Task instructions: Could you reproduce all the entries under this sentence exactly, leaving the images aside?

Input:
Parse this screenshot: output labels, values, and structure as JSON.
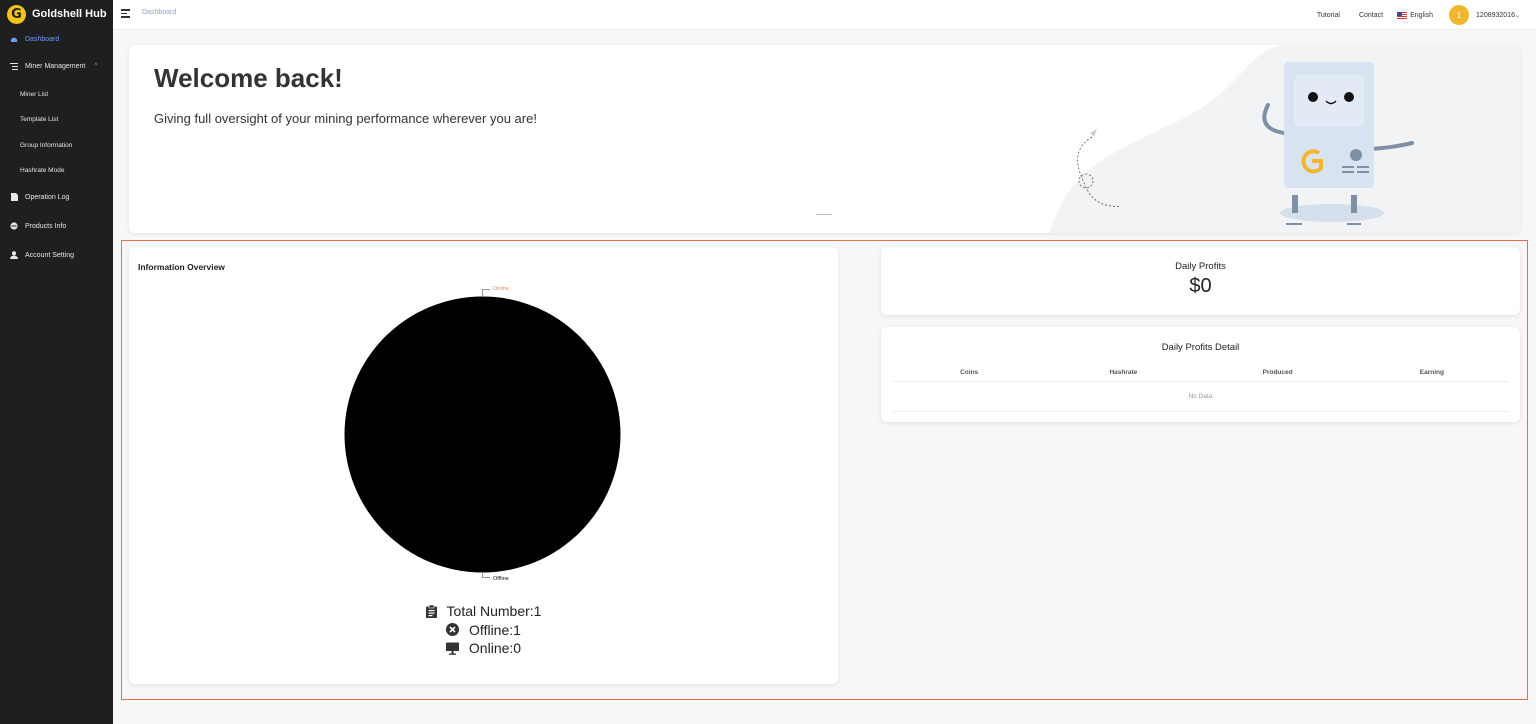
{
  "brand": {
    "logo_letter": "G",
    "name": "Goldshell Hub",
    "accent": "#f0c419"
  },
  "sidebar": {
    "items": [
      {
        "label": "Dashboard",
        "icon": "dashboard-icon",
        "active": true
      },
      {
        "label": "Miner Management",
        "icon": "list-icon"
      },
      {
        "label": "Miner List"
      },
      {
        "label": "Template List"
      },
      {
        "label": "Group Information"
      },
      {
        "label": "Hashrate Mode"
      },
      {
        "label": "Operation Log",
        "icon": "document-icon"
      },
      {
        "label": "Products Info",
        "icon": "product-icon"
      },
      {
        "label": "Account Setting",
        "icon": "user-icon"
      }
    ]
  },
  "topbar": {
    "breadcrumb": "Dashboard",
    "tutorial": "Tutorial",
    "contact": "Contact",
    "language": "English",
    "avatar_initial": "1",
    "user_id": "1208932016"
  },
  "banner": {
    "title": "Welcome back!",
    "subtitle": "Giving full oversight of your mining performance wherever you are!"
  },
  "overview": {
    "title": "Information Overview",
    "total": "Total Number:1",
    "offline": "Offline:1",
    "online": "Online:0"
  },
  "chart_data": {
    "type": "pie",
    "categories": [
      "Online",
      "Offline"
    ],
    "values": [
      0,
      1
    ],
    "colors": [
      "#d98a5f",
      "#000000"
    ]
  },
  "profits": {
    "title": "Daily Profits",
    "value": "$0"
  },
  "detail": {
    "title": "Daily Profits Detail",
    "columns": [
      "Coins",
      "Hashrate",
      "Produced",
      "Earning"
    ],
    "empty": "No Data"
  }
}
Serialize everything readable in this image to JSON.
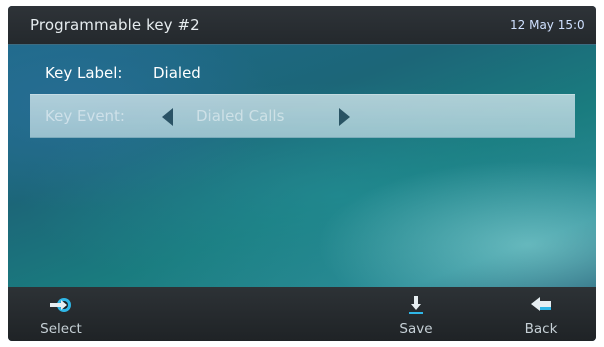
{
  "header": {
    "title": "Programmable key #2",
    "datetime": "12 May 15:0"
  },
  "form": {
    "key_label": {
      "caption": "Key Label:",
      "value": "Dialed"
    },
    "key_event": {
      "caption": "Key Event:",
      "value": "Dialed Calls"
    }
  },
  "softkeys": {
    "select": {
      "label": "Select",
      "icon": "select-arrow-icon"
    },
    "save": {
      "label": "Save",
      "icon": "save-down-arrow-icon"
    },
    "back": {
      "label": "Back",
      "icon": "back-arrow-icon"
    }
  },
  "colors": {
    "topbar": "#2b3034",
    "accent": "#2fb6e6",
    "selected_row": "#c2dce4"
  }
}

Output below:
Parse this screenshot: output labels, values, and structure as JSON.
{
  "brand": {
    "logo_letter": "G",
    "name": "Goldshell Hub",
    "accent": "#f0c419"
  },
  "sidebar": {
    "items": [
      {
        "label": "Dashboard",
        "icon": "dashboard-icon",
        "active": true
      },
      {
        "label": "Miner Management",
        "icon": "list-icon"
      },
      {
        "label": "Miner List"
      },
      {
        "label": "Template List"
      },
      {
        "label": "Group Information"
      },
      {
        "label": "Hashrate Mode"
      },
      {
        "label": "Operation Log",
        "icon": "document-icon"
      },
      {
        "label": "Products Info",
        "icon": "product-icon"
      },
      {
        "label": "Account Setting",
        "icon": "user-icon"
      }
    ]
  },
  "topbar": {
    "breadcrumb": "Dashboard",
    "tutorial": "Tutorial",
    "contact": "Contact",
    "language": "English",
    "avatar_initial": "1",
    "user_id": "1208932016"
  },
  "banner": {
    "title": "Welcome back!",
    "subtitle": "Giving full oversight of your mining performance wherever you are!"
  },
  "overview": {
    "title": "Information Overview",
    "total": "Total Number:1",
    "offline": "Offline:1",
    "online": "Online:0"
  },
  "chart_data": {
    "type": "pie",
    "categories": [
      "Online",
      "Offline"
    ],
    "values": [
      0,
      1
    ],
    "colors": [
      "#d98a5f",
      "#000000"
    ]
  },
  "profits": {
    "title": "Daily Profits",
    "value": "$0"
  },
  "detail": {
    "title": "Daily Profits Detail",
    "columns": [
      "Coins",
      "Hashrate",
      "Produced",
      "Earning"
    ],
    "empty": "No Data"
  }
}
Serialize everything readable in this image to JSON.
{
  "header": {
    "title": "Programmable key #2",
    "datetime": "12 May 15:0"
  },
  "form": {
    "key_label": {
      "caption": "Key Label:",
      "value": "Dialed"
    },
    "key_event": {
      "caption": "Key Event:",
      "value": "Dialed Calls"
    }
  },
  "softkeys": {
    "select": {
      "label": "Select",
      "icon": "select-arrow-icon"
    },
    "save": {
      "label": "Save",
      "icon": "save-down-arrow-icon"
    },
    "back": {
      "label": "Back",
      "icon": "back-arrow-icon"
    }
  },
  "colors": {
    "topbar": "#2b3034",
    "accent": "#2fb6e6",
    "selected_row": "#c2dce4"
  }
}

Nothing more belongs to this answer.